Publication Type: Peer Reviewed Journal
Publication Acceptance Date: 2/5/1999
Publication Date: N/A
Citation: Day, W.H., Baird, C., Shaw,, S.R. 1999. A new native species of Peristenus parasitizing (Hym:Braconidae) Lygus hesperus (Hem:Miridae) in Idaho: biology, importance, and description. Annals of the Entomological Society of America. 93(3): 370-375 Interpretive Summary: Peristenus digoneutis, a small wasp from Europe that we released, is now established in 7 northeastern states. It has reduced tarnished plant bug numbers by 75% in New Jersey alfalfa, and we have begun investigating its effectiveness as a biological control agent in strawberries. Because the western tarnished plant bug is a serious pest of alfalfa grown for seed in we also released P. digoneutis there. While checking for its establishmen discovered another (previously-unknown) native parasite. This new species soon be named, in another publication. We found that it is parasitizing a surprisingly high percentage of the pest, 80% in generation 1, and 50% in generation 2. Studies in Idaho are warranted, to learn if insecticide use alfalfa can be reduced, without lowering seed yield. If successful, this w crop production costs, and reduce insecticide side effects on leafcutter be are necessary to pollinate this crop. We have also released the Idaho spec cDelaware, to determine if it can establish in the midatlantic region, because digoneutis is not present south of New York City.

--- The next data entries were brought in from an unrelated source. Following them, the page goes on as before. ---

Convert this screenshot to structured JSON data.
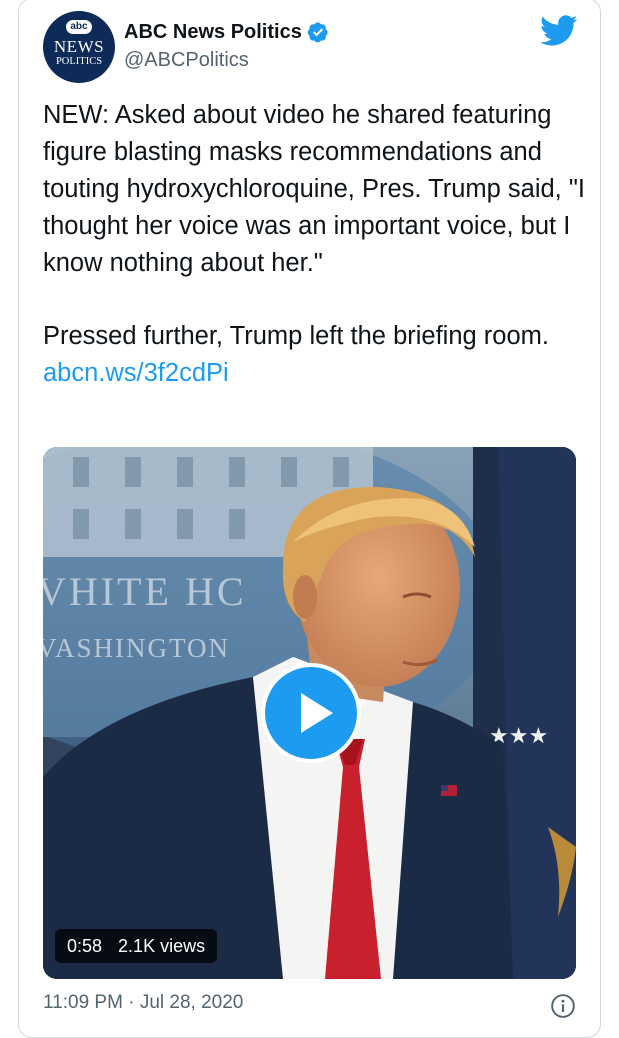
{
  "account": {
    "display_name": "ABC News Politics",
    "handle": "@ABCPolitics",
    "avatar_logo": "abc",
    "avatar_line1": "NEWS",
    "avatar_line2": "POLITICS",
    "verified": true
  },
  "tweet": {
    "paragraph1": "NEW: Asked about video he shared featuring figure blasting masks recommendations and touting hydroxychloroquine, Pres. Trump said, \"I thought her voice was an important voice, but I know nothing about her.\"",
    "paragraph2": "Pressed further, Trump left the briefing room.",
    "link_text": "abcn.ws/3f2cdPi"
  },
  "video": {
    "backdrop_line1": "VHITE HC",
    "backdrop_line2": "VASHINGTON",
    "duration": "0:58",
    "views": "2.1K views"
  },
  "footer": {
    "time": "11:09 PM",
    "separator": "·",
    "date": "Jul 28, 2020"
  },
  "colors": {
    "accent": "#1d9bf0",
    "text": "#0f1419",
    "muted": "#536471",
    "avatar_bg": "#0d2a58",
    "tie": "#c8202c",
    "suit": "#1b2a45"
  },
  "icons": {
    "verified": "verified-badge-icon",
    "brand": "twitter-bird-icon",
    "info": "info-icon",
    "play": "play-icon"
  }
}
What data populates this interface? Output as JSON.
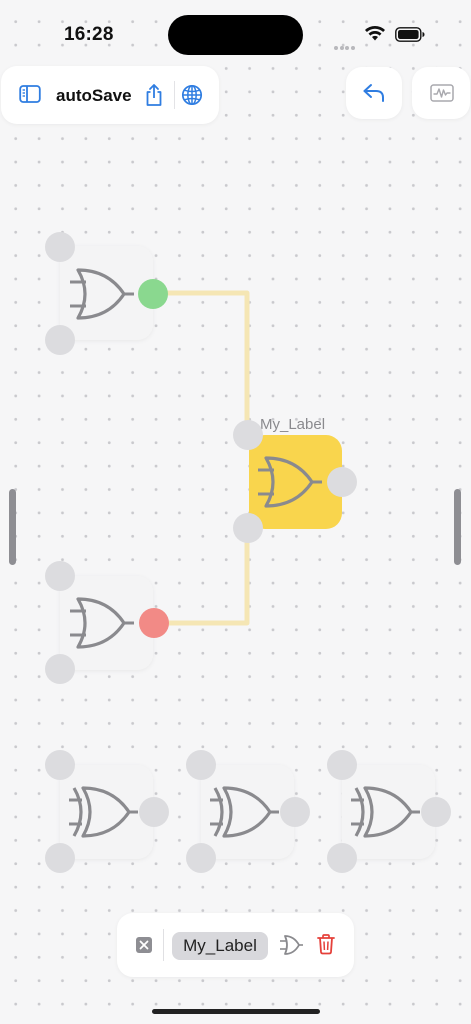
{
  "status_bar": {
    "time": "16:28"
  },
  "toolbar": {
    "title": "autoSave",
    "icons": [
      "sidebar-icon",
      "share-icon",
      "globe-icon"
    ]
  },
  "top_right": {
    "icons": [
      "undo-icon",
      "waveform-icon"
    ]
  },
  "canvas": {
    "colors": {
      "wire": "#f5e6b4",
      "active_output": "#8ad88f",
      "inactive_output": "#f28a86",
      "selected_gate": "#f9d54d",
      "gate_card": "#f4f4f5",
      "port": "#dcdcdf",
      "symbol": "#8a8a8e"
    },
    "selected_label": "My_Label",
    "gates": [
      {
        "id": "g1",
        "type": "OR",
        "selected": false,
        "output_state": "high"
      },
      {
        "id": "g2",
        "type": "OR",
        "selected": true,
        "label": "My_Label",
        "output_state": "none"
      },
      {
        "id": "g3",
        "type": "OR",
        "selected": false,
        "output_state": "low"
      },
      {
        "id": "g4",
        "type": "XOR",
        "selected": false,
        "output_state": "none"
      },
      {
        "id": "g5",
        "type": "XOR",
        "selected": false,
        "output_state": "none"
      },
      {
        "id": "g6",
        "type": "XOR",
        "selected": false,
        "output_state": "none"
      }
    ],
    "wires": [
      {
        "from": "g1",
        "to": "g2",
        "to_input": 1
      },
      {
        "from": "g3",
        "to": "g2",
        "to_input": 2
      }
    ]
  },
  "bottom_bar": {
    "chip_label": "My_Label",
    "icons": [
      "close-icon",
      "or-gate-icon",
      "trash-icon"
    ],
    "trash_color": "#e5403a"
  }
}
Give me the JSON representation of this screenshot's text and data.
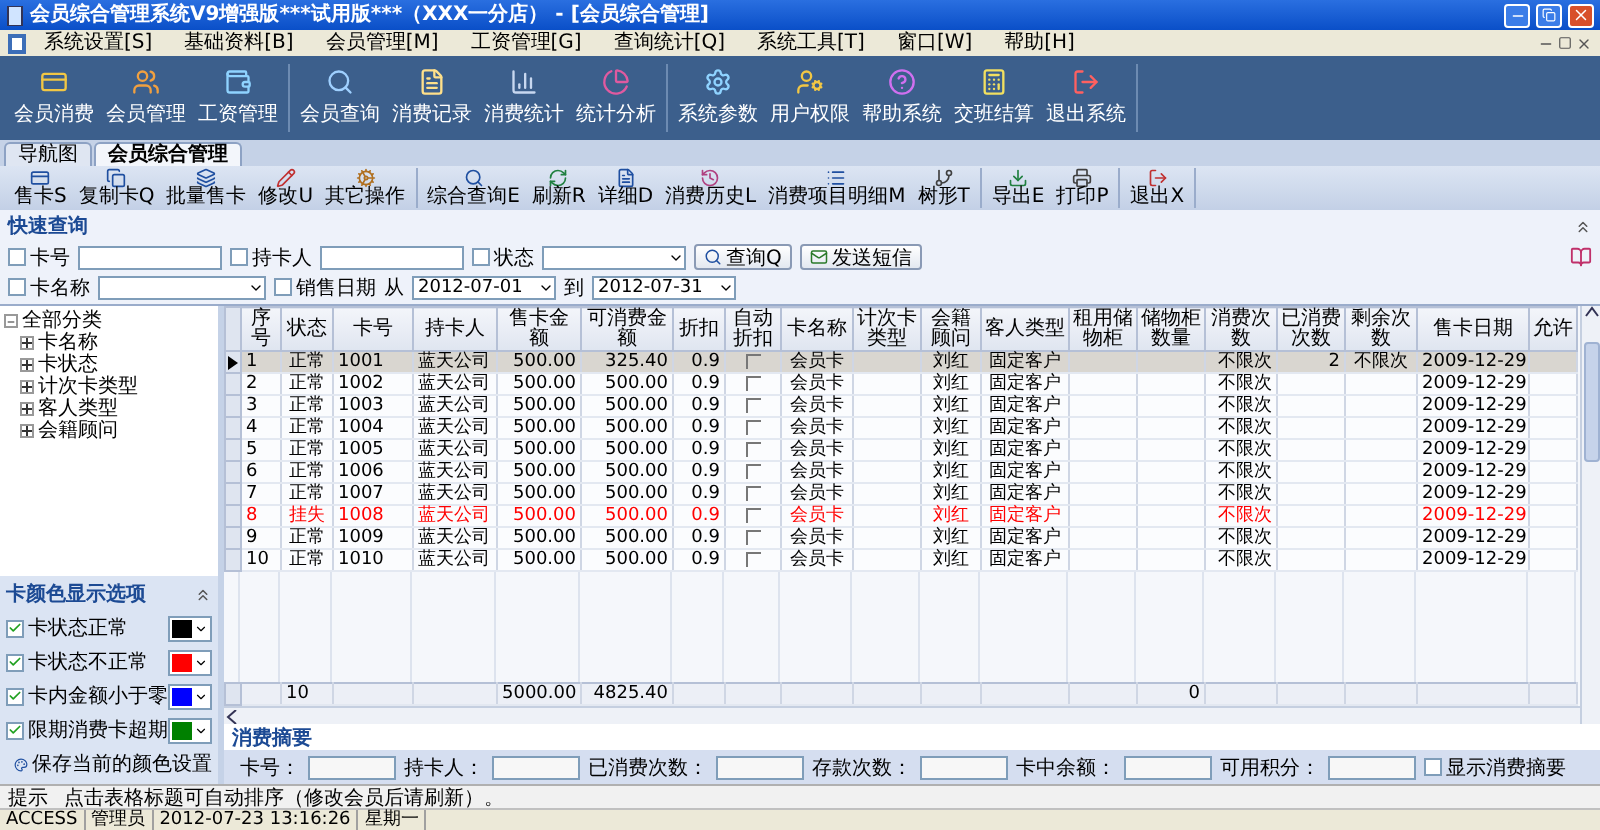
{
  "window": {
    "title": "会员综合管理系统V9增强版***试用版***（XXX一分店） - [会员综合管理]"
  },
  "menu": [
    "系统设置[S]",
    "基础资料[B]",
    "会员管理[M]",
    "工资管理[G]",
    "查询统计[Q]",
    "系统工具[T]",
    "窗口[W]",
    "帮助[H]"
  ],
  "toolbar": [
    [
      "会员消费",
      "会员管理",
      "工资管理"
    ],
    [
      "会员查询",
      "消费记录",
      "消费统计",
      "统计分析"
    ],
    [
      "系统参数",
      "用户权限",
      "帮助系统",
      "交班结算",
      "退出系统"
    ]
  ],
  "tabs": [
    {
      "label": "导航图",
      "selected": false
    },
    {
      "label": "会员综合管理",
      "selected": true
    }
  ],
  "actions": [
    [
      "售卡S",
      "复制卡Q",
      "批量售卡",
      "修改U",
      "其它操作"
    ],
    [
      "综合查询E",
      "刷新R",
      "详细D",
      "消费历史L",
      "消费项目明细M",
      "树形T"
    ],
    [
      "导出E",
      "打印P"
    ],
    [
      "退出X"
    ]
  ],
  "quick_query": {
    "title": "快速查询",
    "row1": [
      {
        "label": "卡号",
        "checked": false,
        "kind": "input"
      },
      {
        "label": "持卡人",
        "checked": false,
        "kind": "input"
      },
      {
        "label": "状态",
        "checked": false,
        "kind": "select"
      }
    ],
    "query_button": "查询Q",
    "sms_button": "发送短信",
    "card_name": {
      "label": "卡名称",
      "checked": false
    },
    "sale_date": {
      "label": "销售日期",
      "checked": false,
      "from_label": "从",
      "from": "2012-07-01",
      "to_label": "到",
      "to": "2012-07-31"
    }
  },
  "tree": {
    "label": "全部分类",
    "expanded": true,
    "children": [
      {
        "label": "卡名称",
        "expanded": false
      },
      {
        "label": "卡状态",
        "expanded": false
      },
      {
        "label": "计次卡类型",
        "expanded": false
      },
      {
        "label": "客人类型",
        "expanded": false
      },
      {
        "label": "会籍顾问",
        "expanded": false
      }
    ]
  },
  "color_options": {
    "title": "卡颜色显示选项",
    "items": [
      {
        "label": "卡状态正常",
        "checked": true,
        "color": "#000000"
      },
      {
        "label": "卡状态不正常",
        "checked": true,
        "color": "#ff0000"
      },
      {
        "label": "卡内金额小于零",
        "checked": true,
        "color": "#0000ff"
      },
      {
        "label": "限期消费卡超期",
        "checked": true,
        "color": "#008000"
      }
    ],
    "save": "保存当前的颜色设置"
  },
  "table": {
    "columns": [
      "序号",
      "状态",
      "卡号",
      "持卡人",
      "售卡金额",
      "可消费金额",
      "折扣",
      "自动折扣",
      "卡名称",
      "计次卡类型",
      "会籍顾问",
      "客人类型",
      "租用储物柜",
      "储物柜数量",
      "消费次数",
      "已消费次数",
      "剩余次数",
      "售卡日期",
      "允许"
    ],
    "rows": [
      {
        "selected": true,
        "color": "#000000",
        "seq": "1",
        "status": "正常",
        "card_no": "1001",
        "holder": "蓝天公司",
        "sale_amount": "500.00",
        "spendable": "325.40",
        "discount": "0.9",
        "auto_discount": false,
        "card_name": "会员卡",
        "counsellor": "刘红",
        "guest_type": "固定客户",
        "times": "不限次",
        "consumed": "2",
        "remaining": "不限次",
        "sale_date": "2009-12-29"
      },
      {
        "selected": false,
        "color": "#000000",
        "seq": "2",
        "status": "正常",
        "card_no": "1002",
        "holder": "蓝天公司",
        "sale_amount": "500.00",
        "spendable": "500.00",
        "discount": "0.9",
        "auto_discount": false,
        "card_name": "会员卡",
        "counsellor": "刘红",
        "guest_type": "固定客户",
        "times": "不限次",
        "sale_date": "2009-12-29"
      },
      {
        "selected": false,
        "color": "#000000",
        "seq": "3",
        "status": "正常",
        "card_no": "1003",
        "holder": "蓝天公司",
        "sale_amount": "500.00",
        "spendable": "500.00",
        "discount": "0.9",
        "auto_discount": false,
        "card_name": "会员卡",
        "counsellor": "刘红",
        "guest_type": "固定客户",
        "times": "不限次",
        "sale_date": "2009-12-29"
      },
      {
        "selected": false,
        "color": "#000000",
        "seq": "4",
        "status": "正常",
        "card_no": "1004",
        "holder": "蓝天公司",
        "sale_amount": "500.00",
        "spendable": "500.00",
        "discount": "0.9",
        "auto_discount": false,
        "card_name": "会员卡",
        "counsellor": "刘红",
        "guest_type": "固定客户",
        "times": "不限次",
        "sale_date": "2009-12-29"
      },
      {
        "selected": false,
        "color": "#000000",
        "seq": "5",
        "status": "正常",
        "card_no": "1005",
        "holder": "蓝天公司",
        "sale_amount": "500.00",
        "spendable": "500.00",
        "discount": "0.9",
        "auto_discount": false,
        "card_name": "会员卡",
        "counsellor": "刘红",
        "guest_type": "固定客户",
        "times": "不限次",
        "sale_date": "2009-12-29"
      },
      {
        "selected": false,
        "color": "#000000",
        "seq": "6",
        "status": "正常",
        "card_no": "1006",
        "holder": "蓝天公司",
        "sale_amount": "500.00",
        "spendable": "500.00",
        "discount": "0.9",
        "auto_discount": false,
        "card_name": "会员卡",
        "counsellor": "刘红",
        "guest_type": "固定客户",
        "times": "不限次",
        "sale_date": "2009-12-29"
      },
      {
        "selected": false,
        "color": "#000000",
        "seq": "7",
        "status": "正常",
        "card_no": "1007",
        "holder": "蓝天公司",
        "sale_amount": "500.00",
        "spendable": "500.00",
        "discount": "0.9",
        "auto_discount": false,
        "card_name": "会员卡",
        "counsellor": "刘红",
        "guest_type": "固定客户",
        "times": "不限次",
        "sale_date": "2009-12-29"
      },
      {
        "selected": false,
        "color": "#ff0000",
        "seq": "8",
        "status": "挂失",
        "card_no": "1008",
        "holder": "蓝天公司",
        "sale_amount": "500.00",
        "spendable": "500.00",
        "discount": "0.9",
        "auto_discount": false,
        "card_name": "会员卡",
        "counsellor": "刘红",
        "guest_type": "固定客户",
        "times": "不限次",
        "sale_date": "2009-12-29"
      },
      {
        "selected": false,
        "color": "#000000",
        "seq": "9",
        "status": "正常",
        "card_no": "1009",
        "holder": "蓝天公司",
        "sale_amount": "500.00",
        "spendable": "500.00",
        "discount": "0.9",
        "auto_discount": false,
        "card_name": "会员卡",
        "counsellor": "刘红",
        "guest_type": "固定客户",
        "times": "不限次",
        "sale_date": "2009-12-29"
      },
      {
        "selected": false,
        "color": "#000000",
        "seq": "10",
        "status": "正常",
        "card_no": "1010",
        "holder": "蓝天公司",
        "sale_amount": "500.00",
        "spendable": "500.00",
        "discount": "0.9",
        "auto_discount": false,
        "card_name": "会员卡",
        "counsellor": "刘红",
        "guest_type": "固定客户",
        "times": "不限次",
        "sale_date": "2009-12-29"
      }
    ],
    "totals": {
      "status": "10",
      "sale_amount": "5000.00",
      "spendable": "4825.40",
      "lockers": "0"
    }
  },
  "summary": {
    "title": "消费摘要",
    "fields": [
      "卡号：",
      "持卡人：",
      "已消费次数：",
      "存款次数：",
      "卡中余额：",
      "可用积分："
    ],
    "show_summary": {
      "label": "显示消费摘要",
      "checked": false
    }
  },
  "hint": {
    "label": "提示",
    "text": "点击表格标题可自动排序（修改会员后请刷新）。"
  },
  "status_bar": [
    "ACCESS",
    "管理员",
    "2012-07-23 13:16:26",
    "星期一"
  ]
}
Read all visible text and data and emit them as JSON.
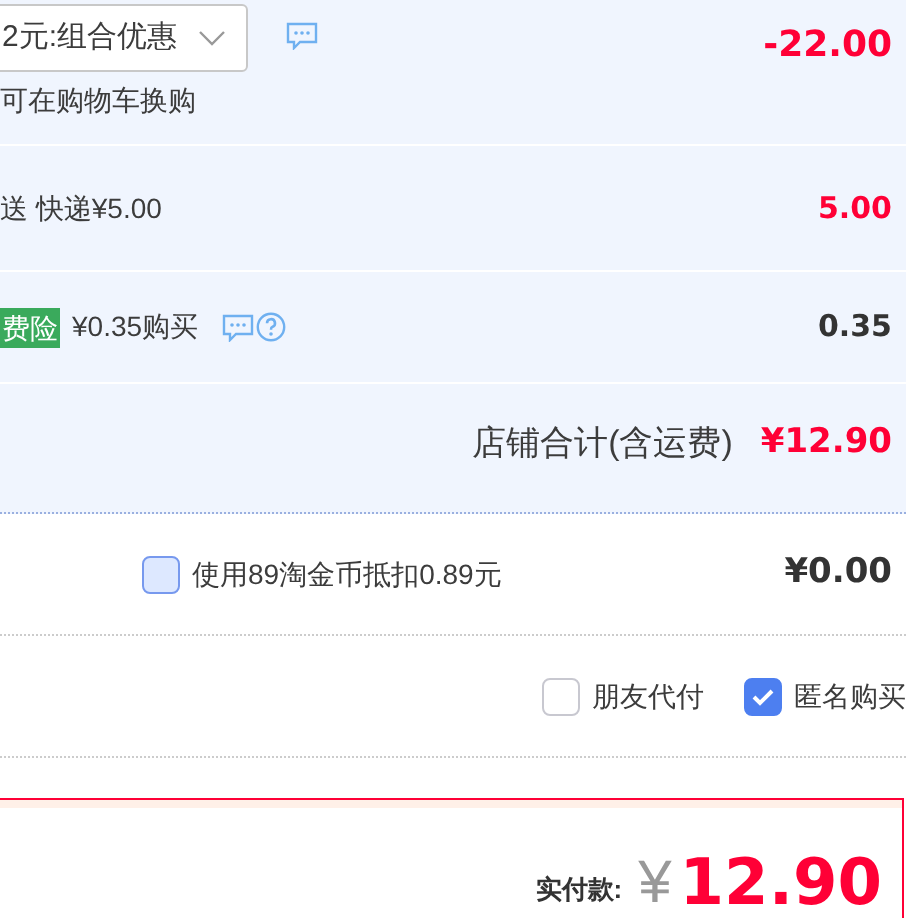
{
  "promo": {
    "dropdown_value": "2元:组合优惠",
    "note": "可在购物车换购",
    "amount": "-22.00"
  },
  "shipping": {
    "label": "送 快递¥5.00",
    "amount": "5.00"
  },
  "insurance": {
    "badge": "费险",
    "label": "¥0.35购买",
    "amount": "0.35"
  },
  "shop_total": {
    "label": "店铺合计(含运费)",
    "amount": "¥12.90"
  },
  "coins": {
    "label": "使用89淘金币抵扣0.89元",
    "checked": false,
    "amount": "¥0.00"
  },
  "options": [
    {
      "label": "朋友代付",
      "checked": false
    },
    {
      "label": "匿名购买",
      "checked": true
    }
  ],
  "payment": {
    "label": "实付款:",
    "currency": "¥",
    "amount": "12.90"
  }
}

Technical Abstract: Lygus hesperus and L. lineolaris are major pests of seed crops, fruits, co- tton seedlings, and vegetables in the U.S. Our laboratory has established Peristenus digoneutis (Hymenoptera:Braconidae) in the northeastern U.S. Its high parasitism rates in alfalfa, an extensively-planted forage crop, reduced L. lineolaris numbers by 75%. We and cooperators have found P. digoneutis in 7 northeastern states, and have released it in other areas of the U.S. While trying to recover this parasite from alfalfa grown for in Idaho, where it had been released for 3 years, we discovered a new species. This new species parasitized 81% of 1st generation nymphs in 1998 and 49% in the 2nd generation (average of 1997 and 1998), so it is highly effective. Studies are underway to determine if it can be established in the mid-Atlantic states (P. digoneutis is not present south of New York City) to control L. lineolaris, and if this new species is sufficiently effective in Idaho so insecticide use on seed alfalfa can be reduced.